It stars Tomisaburo Wakayama as the Lone Wolf. He starts out as the shogun's executioner - actually, his official "second", the person who decapitates someone when they commit seppuku. This relieves them of the agony of disembowelment, and also makes sure they are dead, so someone condemned to kill themselves can't wimp out. He gets embroiled in political intrigue, and his wife is killed. Then he is framed in a plot to kill the Shogun, and forced to go on the run with his infant son.
He first gives the kid a choice. He sets out a ball and a sword. If the boy picks the ball, he will be sent to join his mother (in Heaven). If he chooses the the sword, he will join his father on the road to Hell - revenge. Since he picks the sword, our hero and the boy will roam Japan, seeking revenge.
In this installment, he heads for a hot springs that has been taken over by criminals. The first person he meets is a crazy woman who thinks that his baby is hers, and nursing him. This is an odd mix of eroticism, maternity, and madness - it all adds up to exploitation. That mood gets worse when the bad guys force Lone Wolf to publicly semi-rape a prostitute to degrade them both. He does so with such gentle manliness that she falls in love with him.
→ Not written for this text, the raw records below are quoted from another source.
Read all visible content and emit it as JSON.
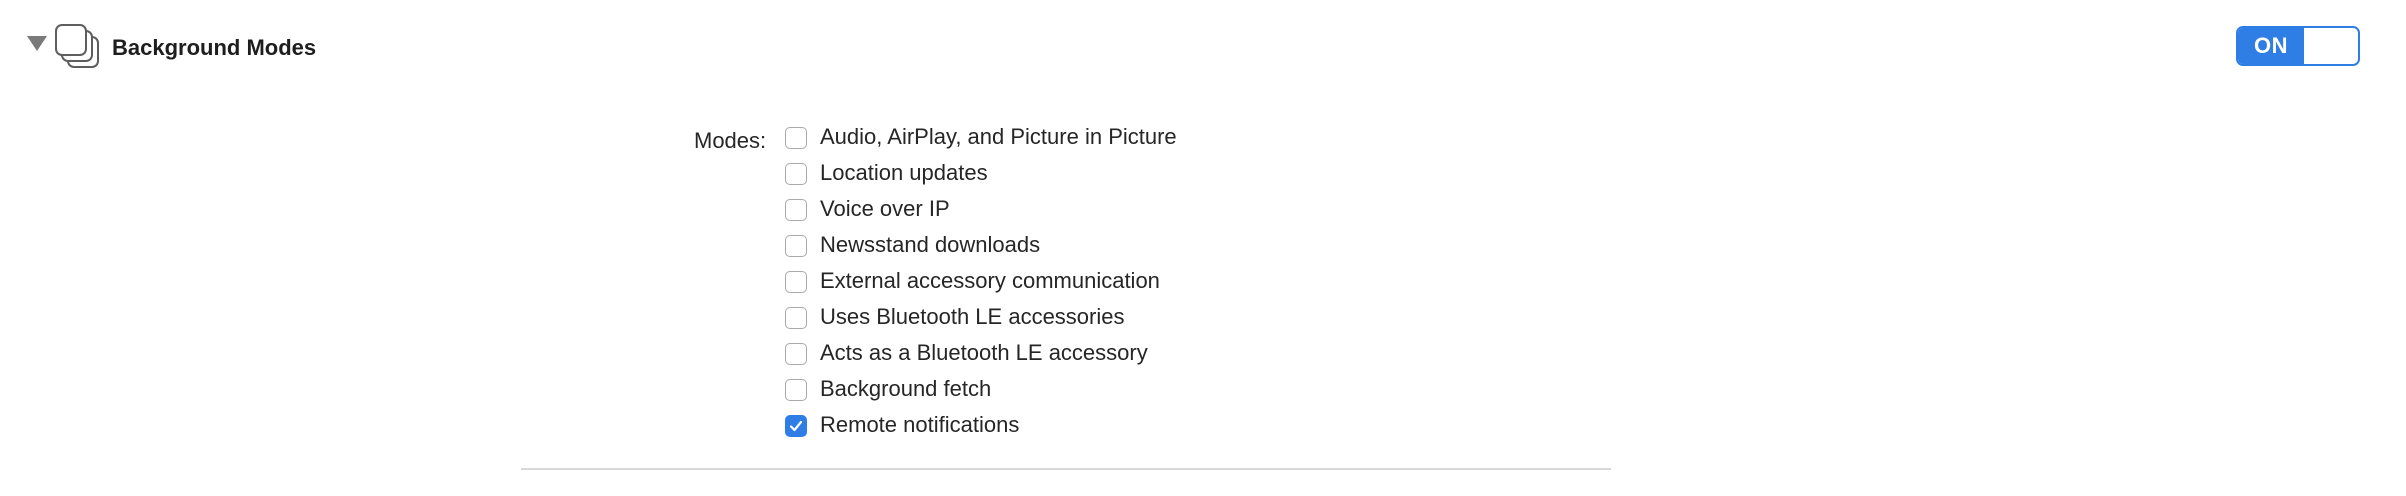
{
  "capability": {
    "title": "Background Modes",
    "icon": "background-modes-icon",
    "toggle": {
      "label": "ON",
      "state": true,
      "accent_color": "#2f7ee6"
    }
  },
  "modes": {
    "label": "Modes:",
    "options": [
      {
        "label": "Audio, AirPlay, and Picture in Picture",
        "checked": false
      },
      {
        "label": "Location updates",
        "checked": false
      },
      {
        "label": "Voice over IP",
        "checked": false
      },
      {
        "label": "Newsstand downloads",
        "checked": false
      },
      {
        "label": "External accessory communication",
        "checked": false
      },
      {
        "label": "Uses Bluetooth LE accessories",
        "checked": false
      },
      {
        "label": "Acts as a Bluetooth LE accessory",
        "checked": false
      },
      {
        "label": "Background fetch",
        "checked": false
      },
      {
        "label": "Remote notifications",
        "checked": true
      }
    ]
  }
}
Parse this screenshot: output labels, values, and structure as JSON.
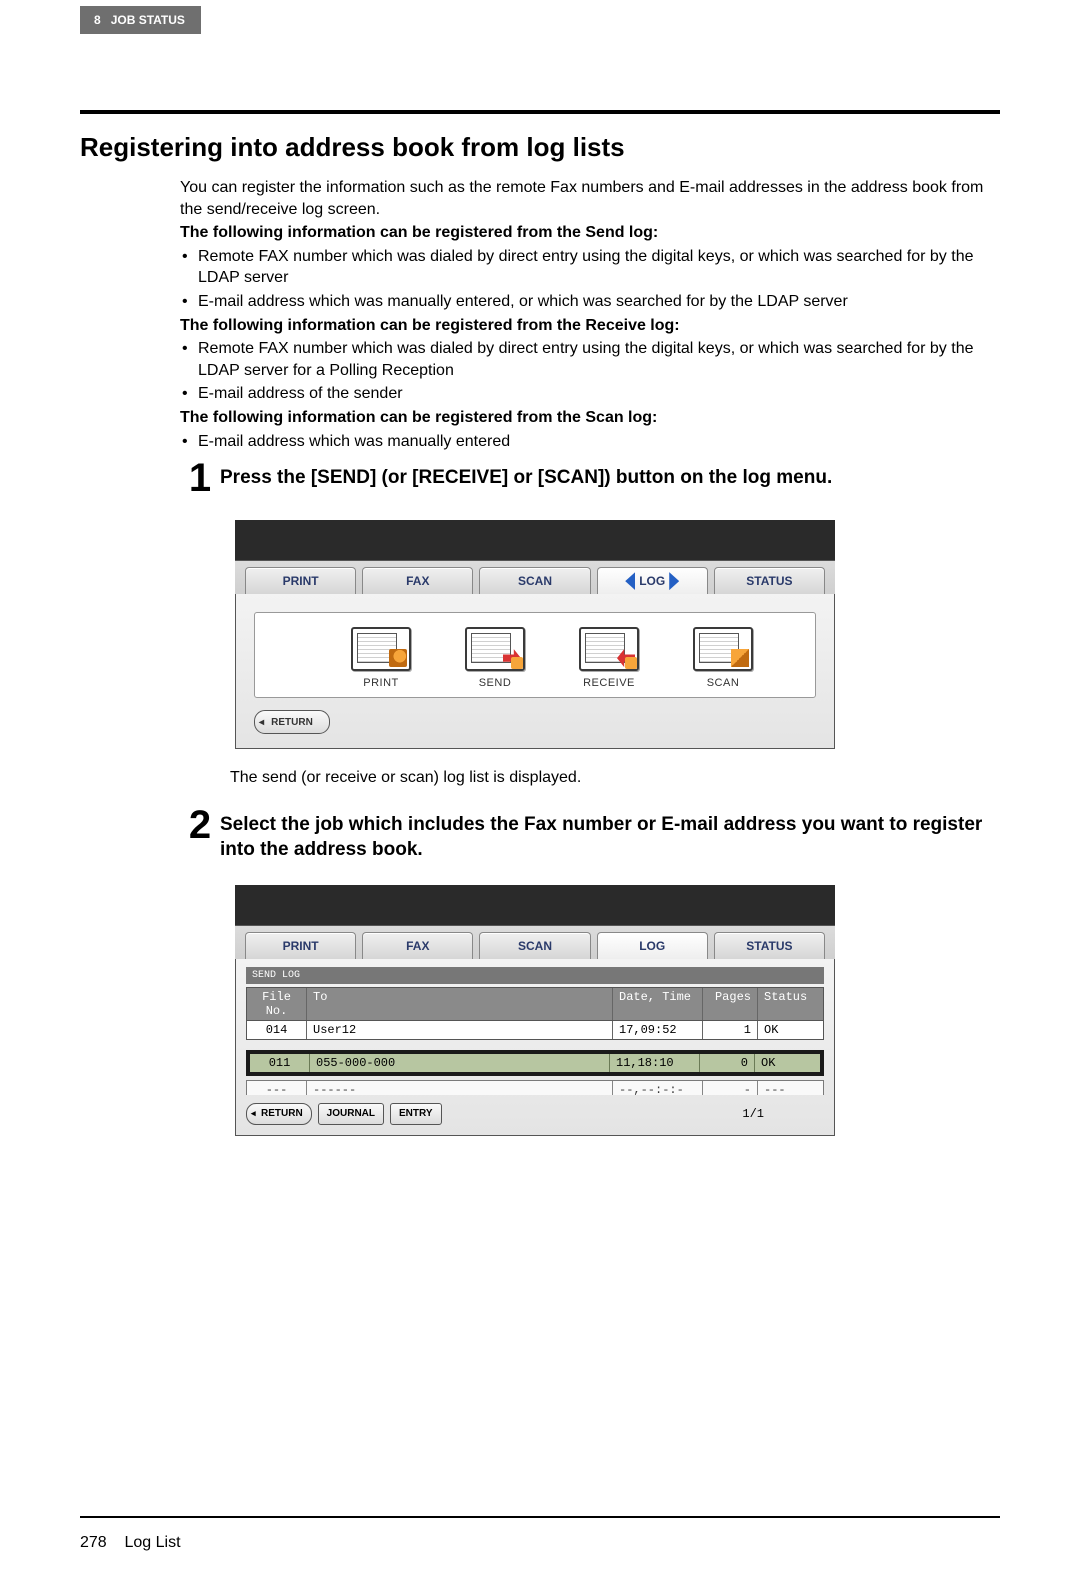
{
  "header": {
    "chapter_number": "8",
    "chapter_title": "JOB STATUS"
  },
  "section_title": "Registering into address book from log lists",
  "intro_para": "You can register the information such as the remote Fax numbers and E-mail addresses in the address book from the send/receive log screen.",
  "send_info_heading": "The following information can be registered from the Send log:",
  "send_info_bullets": [
    "Remote FAX number which was dialed by direct entry using the digital keys, or which was searched for by the LDAP server",
    "E-mail address which was manually entered, or which was searched for by the LDAP server"
  ],
  "receive_info_heading": "The following information can be registered from the Receive log:",
  "receive_info_bullets": [
    "Remote FAX number which was dialed by direct entry using the digital keys, or which was searched for by the LDAP server for a Polling Reception",
    "E-mail address of the sender"
  ],
  "scan_info_heading": "The following information can be registered from the Scan log:",
  "scan_info_bullets": [
    "E-mail address which was manually entered"
  ],
  "step1": {
    "num": "1",
    "title": "Press the [SEND] (or [RECEIVE] or [SCAN]) button on the log menu.",
    "tabs": {
      "print": "PRINT",
      "fax": "FAX",
      "scan": "SCAN",
      "log": "LOG",
      "status": "STATUS"
    },
    "log_buttons": {
      "print": "PRINT",
      "send": "SEND",
      "receive": "RECEIVE",
      "scan": "SCAN"
    },
    "return": "RETURN",
    "after": "The send (or receive or scan) log list is displayed."
  },
  "step2": {
    "num": "2",
    "title": "Select the job which includes the Fax number or E-mail address you want to register into the address book.",
    "tabs": {
      "print": "PRINT",
      "fax": "FAX",
      "scan": "SCAN",
      "log": "LOG",
      "status": "STATUS"
    },
    "strip": "SEND LOG",
    "columns": {
      "file": "File No.",
      "to": "To",
      "dt": "Date, Time",
      "pages": "Pages",
      "status": "Status"
    },
    "rows": [
      {
        "file": "014",
        "to": "User12",
        "dt": "17,09:52",
        "pages": "1",
        "status": "OK"
      }
    ],
    "highlight_row": {
      "file": "011",
      "to": "055-000-000",
      "dt": "11,18:10",
      "pages": "0",
      "status": "OK"
    },
    "partial_row": {
      "file": "---",
      "to": "------",
      "dt": "--,--:-:-",
      "pages": "-",
      "status": "---"
    },
    "buttons": {
      "return": "RETURN",
      "journal": "JOURNAL",
      "entry": "ENTRY"
    },
    "page_counter": "1/1"
  },
  "footer": {
    "page_number": "278",
    "section": "Log List"
  }
}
Then he kills everyone, the end.
There's a lot of sordid sex and ultra-violence in these movies. There's a lot of zen warrior philosophy, with Wolf reminding Cub that they were already dead, so there is nothing to be afraid of. This is a very stylish movie, as well as a silly one (come on, killer baby carriage?). It was fun to watch, but we only watched the first movie - there were two one the first disc - and we probably won't order any more. That kind of confirms what we thought the first time around.